As far as I know, the kernel.shmmax parameter just sets the upper boundary of memory in bytes a process can allocate. It does not mean that it is going to use that memory, but what happens if there is a memory leak, or other software goes mad.Yes, the SHMMAX is mostly just a sanity check. It keeps a rogue application from allocating lots of shared memory and causing a denial of service (starvation) to other applications.

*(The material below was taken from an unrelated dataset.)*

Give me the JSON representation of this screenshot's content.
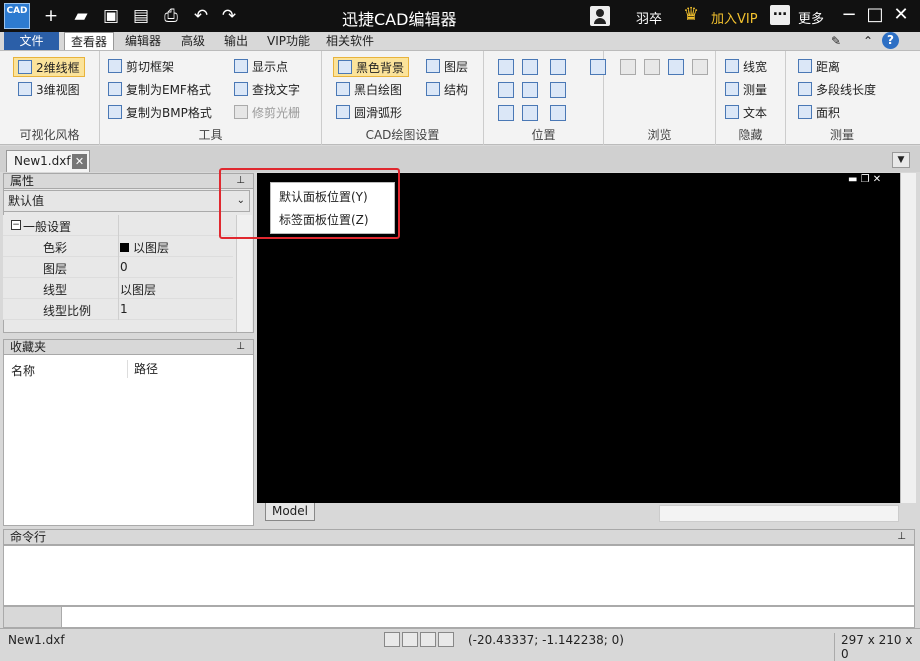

As a safeguard for the OS, wouldn't it be more appropriate to set the SHMMAX size for Oracle 11gR2 XE to 1 GB or 1073741823 bytes? 32 MB is the default.